To be clear, researchers have known for a while the label “viral” is a misnomer. For one thing, the average “outbreak” is incredibly small. In the vast majority of cases, somebody shares something, maybe a few of his or her contacts follows suit, and then everything just stops. As a result, even the most tweeted and shared stories reach only a tiny fraction of users.

What gives? The key observation lies in how biological versus online contagions spread. “In distinction to viral infection, social media users must actively seek out information and decide to share it before becoming ‘infected,’” Lerner writes. But more to the point, she continues, there’s so much information that they have to find a way to filter it before they can re-share it.

Even the most tweeted and shared stories reach only a tiny fraction of users.

A key heuristic for filtering information is position, in part through what’s called the primacy effect: People pay more attention to things they see at the top of a list, which could translate into more retweets and such. In a 2014 experiment, for example, Lerman and collaborator Tad Hogg discovered that people were three to five times more likely to recommend stories at the top of a list (of 100 items) than those in the middle or near the bottom.

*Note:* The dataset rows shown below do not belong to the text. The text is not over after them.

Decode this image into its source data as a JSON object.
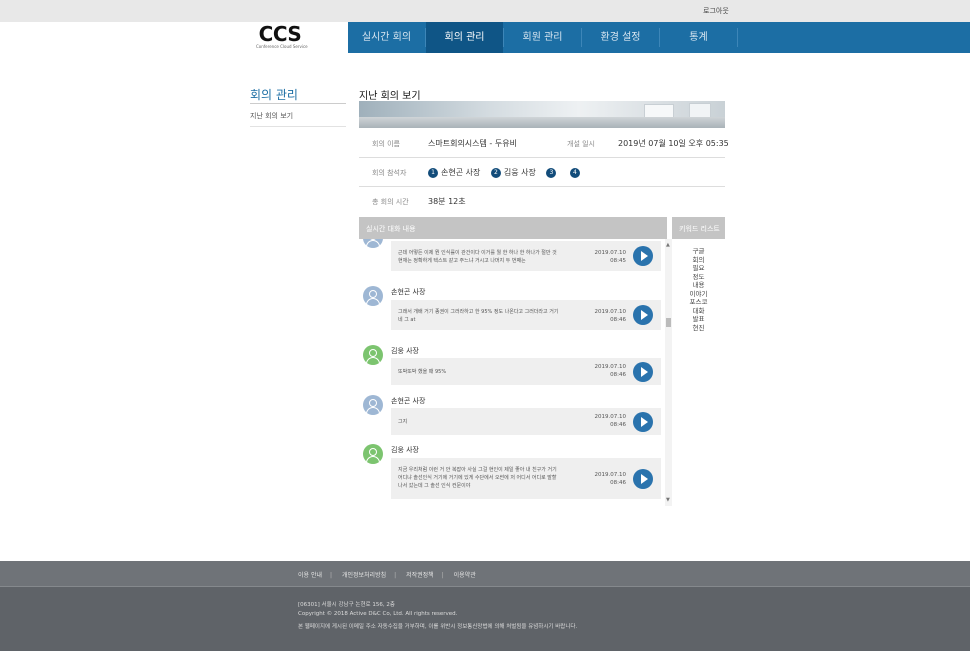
{
  "topbar": {
    "logout": "로그아웃"
  },
  "logo": {
    "main": "CCS",
    "sub": "Conference Cloud Service"
  },
  "nav": {
    "items": [
      "실시간 회의",
      "회의 관리",
      "회원 관리",
      "환경 설정",
      "통계"
    ],
    "active_index": 1
  },
  "sidebar": {
    "title": "회의 관리",
    "items": [
      "지난 회의 보기"
    ]
  },
  "main": {
    "title": "지난 회의 보기",
    "meeting_name_label": "회의 이름",
    "meeting_name": "스마트회의시스템 - 두유비",
    "opened_label": "개설 일시",
    "opened": "2019년 07월 10일 오후 05:35",
    "participants_label": "회의 참석자",
    "participants": [
      {
        "num": "1",
        "name": "손현곤 사장"
      },
      {
        "num": "2",
        "name": "김웅 사장"
      },
      {
        "num": "3",
        "name": ""
      },
      {
        "num": "4",
        "name": ""
      }
    ],
    "duration_label": "총 회의 시간",
    "duration": "38분 12초"
  },
  "chat": {
    "header": "실시간 대화 내용",
    "messages": [
      {
        "speaker": "",
        "avatar": "blue",
        "line1": "근데 어떻든 이제 뭔 인식률이 관건이다 이거를 뭘 한 하나 한 하나가 절만 것",
        "line2": "현재는 정확하게 텍스트 같고 주느냐 거시고 나머지 두 번째는",
        "date": "2019.07.10",
        "time": "08:45"
      },
      {
        "speaker": "손현곤 사장",
        "avatar": "blue",
        "line1": "그래서 개배 거기 종권이 그러라하고 한 95% 정도 나온다고 그러더라고 거기",
        "line2": "네 그 at",
        "date": "2019.07.10",
        "time": "08:46"
      },
      {
        "speaker": "김웅 사장",
        "avatar": "green",
        "line1": "또박또박 했을 때 95%",
        "line2": "",
        "date": "2019.07.10",
        "time": "08:46"
      },
      {
        "speaker": "손현곤 사장",
        "avatar": "blue",
        "line1": "그지",
        "line2": "",
        "date": "2019.07.10",
        "time": "08:46"
      },
      {
        "speaker": "김웅 사장",
        "avatar": "green",
        "line1": "지금 우리처럼 이런 거 안 복잡아 사실 그걸 현인이 제일 좋아 내 친구가 거기",
        "line2": "어디냐 솔선인식 거기에 거기에 있게 수단에서 오썬에 저 어디서 어디로 발할",
        "line3": "나서 갔는데 그 솔선 인식 컨문이야",
        "date": "2019.07.10",
        "time": "08:46"
      }
    ]
  },
  "keywords": {
    "header": "키워드 리스트",
    "items": [
      "구글",
      "회의",
      "필요",
      "정도",
      "내용",
      "이야기",
      "포스코",
      "대화",
      "발표",
      "현진"
    ]
  },
  "footer": {
    "links": [
      "이용 안내",
      "개인정보처리방침",
      "저작권정책",
      "이용약관"
    ],
    "address": "[06301] 서울시 강남구 논현로 156, 2층",
    "copyright": "Copyright © 2018 Active D&C Co, Ltd. All rights reserved.",
    "notice": "본 웹페이지에 게시된 이메일 주소 자동수집을 거부하며, 이를 위반시 정보통신망법에 의해 처벌됨을 유념하시기 바랍니다."
  }
}
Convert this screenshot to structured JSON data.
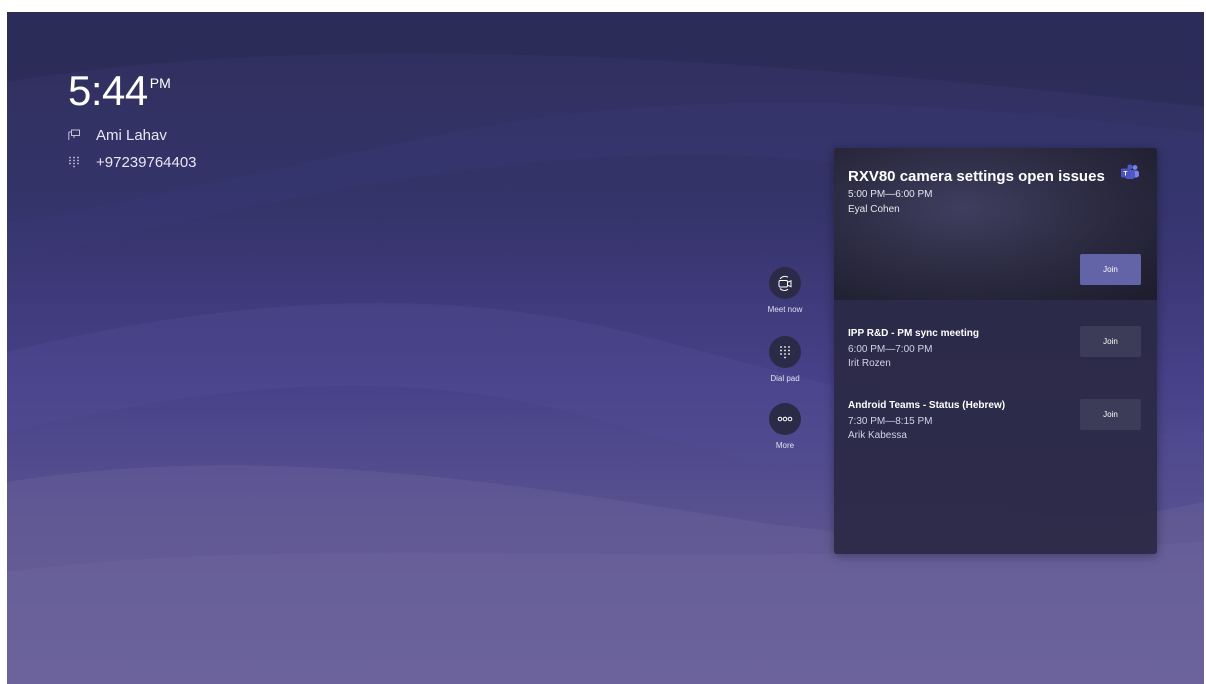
{
  "home": {
    "time": "5:44",
    "ampm": "PM",
    "room_name": "Ami Lahav",
    "phone_number": "+97239764403"
  },
  "actions": [
    {
      "label": "Meet now",
      "icon": "video-camera-icon"
    },
    {
      "label": "Dial pad",
      "icon": "dial-pad-icon"
    },
    {
      "label": "More",
      "icon": "more-icon"
    }
  ],
  "meetings": [
    {
      "title": "RXV80 camera settings open issues",
      "time": "5:00 PM—6:00 PM",
      "organizer": "Eyal Cohen",
      "join_label": "Join",
      "icon": "teams-icon"
    },
    {
      "title": "IPP R&D - PM sync meeting",
      "time": "6:00 PM—7:00 PM",
      "organizer": "Irit Rozen",
      "join_label": "Join"
    },
    {
      "title": "Android Teams - Status (Hebrew)",
      "time": "7:30 PM—8:15 PM",
      "organizer": "Arik Kabessa",
      "join_label": "Join"
    }
  ],
  "colors": {
    "accent": "#6264a7",
    "panel": "#2b2945",
    "background_top": "#2f2f5c",
    "background_bottom": "#6b6399"
  }
}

Now, imagine how the primacy effect plays out on Twitter. Since Twitter feeds always start with the most recent tweets at the top, its users are more likely to retweet the most recent stories. In fact, the probability a person retweets something drops precipitously just minutes after it first shows up. That effect is amplified for more-connected users. Because they follow more people, many more stories flow through their feeds, and they’re much less likely to even be exposed to any one story—so much so that they have at most about a 20 percent chance of retweeting anything, even when 100 people they follow have also tweeted it.

What this adds up to, Lerner writes, is that, even if tweets infected people in the same way as biological viruses, the chance of being exposed to any particular item is very small—and without exposure, there can be no epidemic.

“The few success stories … keep marketers searching for formulas for creating viral campaigns. Success, however, is rare,” Lerner writes, in large part because our brains make it so hard to get infected.